The Japanese consider this millennia-old specialty a kind of soul food. Compared to nigiri, a cuisine more often associated with high-end omakase, onigiri is either homemade or sold in konbini, the 24-hour convenience store popular in Japan. It’s the perfect little snack: cheap to make, easy to transport and good for you too.

“A lot of French people discover onigiri through anime and manga,” says Trifot, an avid fan of the art form who spent years cooking around Japan and other parts of the world before opening Gili-Gili in Paris. It was in Sydney, Australia, where he met his future business partner, Watanabe. “I was a cheese farmer. She was a barista,” he explains.

The duo wanted to make onigiri more popular in France, which, like the US, has always been more familiar with sushi. In 2018 they organized an onigiri workshop in Le Pavilion des Canaux in Paris, which eventually led to the opening of their store that same year. While Trifot uses the skills he learned in Japan, Watanabe, who grew up eating onigiri, shows a talent for coming up with original recipes.

Introducing the French to onigiri was a lesson in minimalism. “The French – we like a lot of fat and sugar. We want everything at the same time, and we want it to be generous”, explains Trifot. “And onigiri is not weak in taste, but many customers will often ask me: ‘Where is the soy sauce?’ What’s in it has to be salty enough to be tasty.”

During the pandemic, Watanabe and Trifot collaborated on putting together a recipe book simply titled Onigiri, featuring Watanabe’s original how-to illustrations for cooking the perfect glutinous rice, or expertly wrapping the rice ball in plastic wrap for storage. You’ll find recipes for onigiri made with easy-to-find vegetables, such as sweet potato and beets, or more adventurous proteins such as salmon roe and duck breast.

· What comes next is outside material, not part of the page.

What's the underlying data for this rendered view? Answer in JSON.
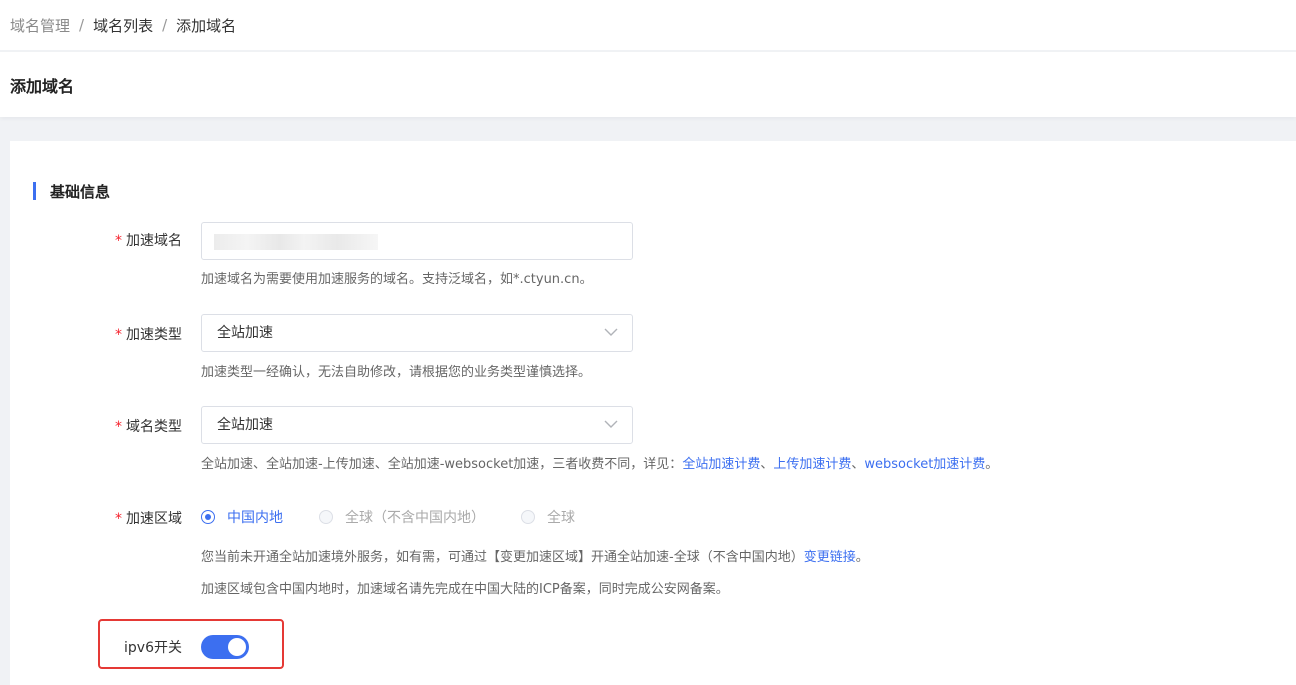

“You don’t have to go to school to make onigiri,” says Trifot. “It’s something a mother makes for her children.” And it all starts with the rice. A rice cooker is ideal for onigiri because it prevents burning. You’ll want to use a short-grain white rice known as the japonica variety, which is naturally sweet, high in starch, and sticky. Make sure to rinse the rice a few times to remove excess starch and any impurities. “But you don’t want to over-rinse the rice, because that will take out all the good fiber the rice has to offer,” he adds.

Trifot says the most common mistake he sees when teaching onigiri workshops is forgetting to soak the rice in water for 30 minutes before cooking. This step causes the rice to cook faster and results in a softer texture. The second mistake is adding vinegar to the rice in an attempt to mimic sushi. “I will insist on no vinegar,” says Trifot. “This is not what you will find in Japan. It doesn’t respect tradition or taste.”

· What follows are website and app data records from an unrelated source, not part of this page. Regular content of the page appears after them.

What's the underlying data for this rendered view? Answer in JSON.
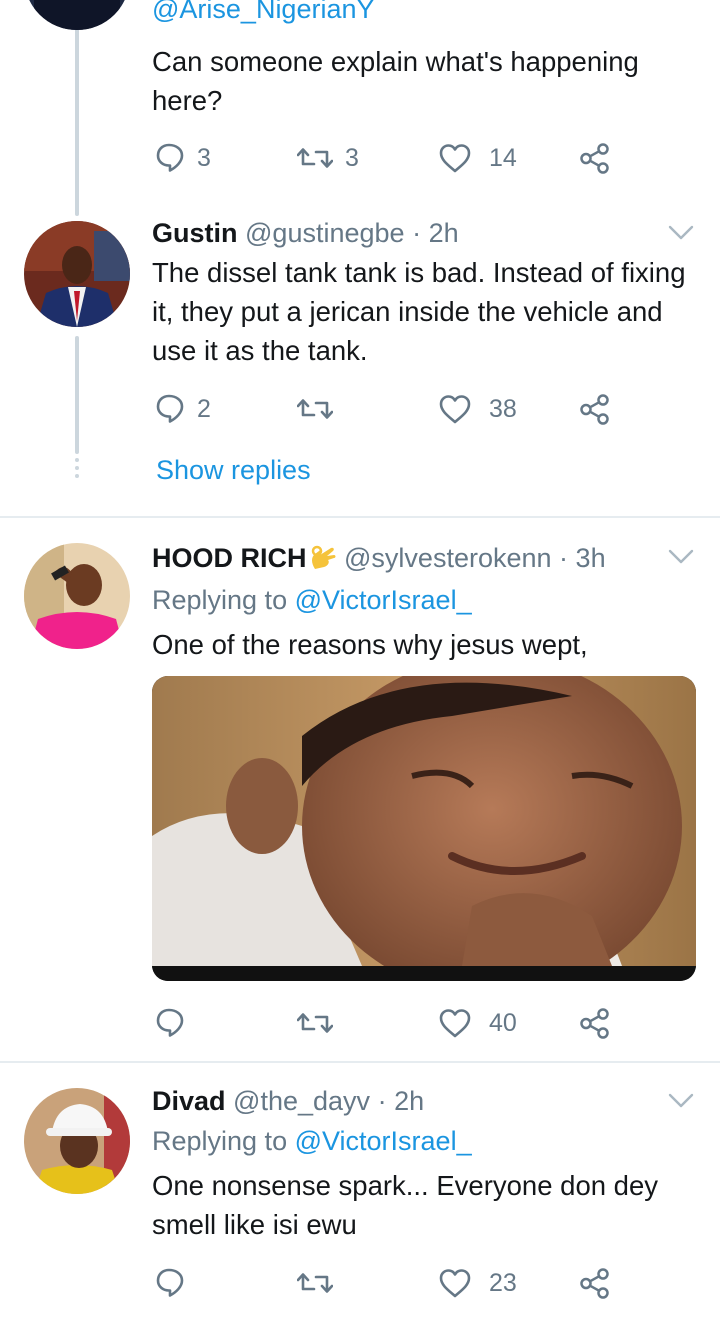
{
  "tweet0": {
    "handle": "@Arise_NigerianY",
    "text": "Can someone explain what's happening here?",
    "replies": "3",
    "retweets": "3",
    "likes": "14"
  },
  "tweet1": {
    "name": "Gustin",
    "handle": "@gustinegbe",
    "dot": "·",
    "time": "2h",
    "text": "The dissel tank tank is bad. Instead of fixing it, they put a jerican inside the vehicle and use it as the tank.",
    "replies": "2",
    "retweets": "",
    "likes": "38",
    "show_replies": "Show replies"
  },
  "tweet2": {
    "name": "HOOD RICH",
    "emoji": "👌",
    "handle": "@sylvesterokenn",
    "dot": "·",
    "time": "3h",
    "replying_label": "Replying to",
    "replying_handle": "@VictorIsrael_",
    "text": "One of the reasons why jesus wept,",
    "replies": "",
    "retweets": "",
    "likes": "40"
  },
  "tweet3": {
    "name": "Divad",
    "handle": "@the_dayv",
    "dot": "·",
    "time": "2h",
    "replying_label": "Replying to",
    "replying_handle": "@VictorIsrael_",
    "text": "One nonsense spark... Everyone don dey smell like isi ewu",
    "replies": "",
    "retweets": "",
    "likes": "23"
  },
  "icons": {
    "reply": "speech-bubble-icon",
    "retweet": "retweet-arrows-icon",
    "like": "heart-icon",
    "share": "share-nodes-icon",
    "more": "chevron-down-icon"
  },
  "colors": {
    "link": "#1b95e0",
    "secondary_text": "#657786",
    "primary_text": "#14171a",
    "divider": "#e6ecf0",
    "thread_line": "#ccd6dd"
  }
}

When it comes to shaping the onigiri, wetting your hands and sprinkling some salt on your palms will prevent the rice from sticking. Make a small pit, add your fill, then imagine the roof of a house when forming the triangular shape. “Don’t put too much pressure on the rice,” advises Trifot. “Of course you have to press it to make the grains stick together, but if you do it too much, the ingredients won’t spread in the rice ball. They need to breathe.”

One of the most popular fillings on Gili-Gili is shiitake mushrooms. Fresh mushrooms will always give off a more robust umami flavor and creamy texture, but if you can’t get shiitake mushrooms in your area, opt for dried mushrooms. Whether dried or fresh, if you leave them in the sun (gills) for about two hours, their vitamin D2 content increases. And be sure to soak them, as a mushroom that is too hard can bring some bitterness to the onigiri.

There are several ways to wrap your onigiri in nori, but Trifot recommends the strip style for beginners. “When you buy nori, it usually comes in a square, so I’d use one-eighth of it,” says Trifot. The smooth, silky side of the roasted seaweed should face the inside of the onigiri, while the rough side should face the outside.

Trifot and Watanabe have collaborated with dozens of onigiri chefs in Japan, all of whom have shared tips that differ in many ways, but one: you have to put some love into it. “Your hand is in direct contact with the food,” explains Trifot. “If you’re stressed or sad, you give that to the customer.” Who knew a small triangle could hold so much?

Shiitake Onigiri

Yield: 6 onigiri


  • 6 dried shiitake mushrooms
  • 1 cup shiitake soaking water
  • 1 ½ cup rice
  • 3 tablespoons soy sauce
  • 3 tablespoons mirin
  • 2 tablespoons granulated sugar

1. Soak the shiitake mushrooms in water and refrigerate the day before. After soaking, set the water aside and remove the shiitake stems. Cut the hats into thin strips.
2. Boil your rice and let it cool.
3. Place the soaking water, soy sauce, mirin, sugar and shiitake mushrooms in a saucepan and bring to a boil over medium heat. Reduce the heat to low, cover the pan with a sheet of aluminum foil or a lid and simmer for 15 minutes.
4. Remove the aluminum foil or lid and continue cooking for about 10 minutes until the sauce has reduced. Remove from heat and let cool (This step is very important to retain the flavours).
5. Sieve the garnish slightly, but do not squeeze, then place in the center of your onigiri before shaping (be careful not to leave too much sauce or your onigiri will not hold its shape).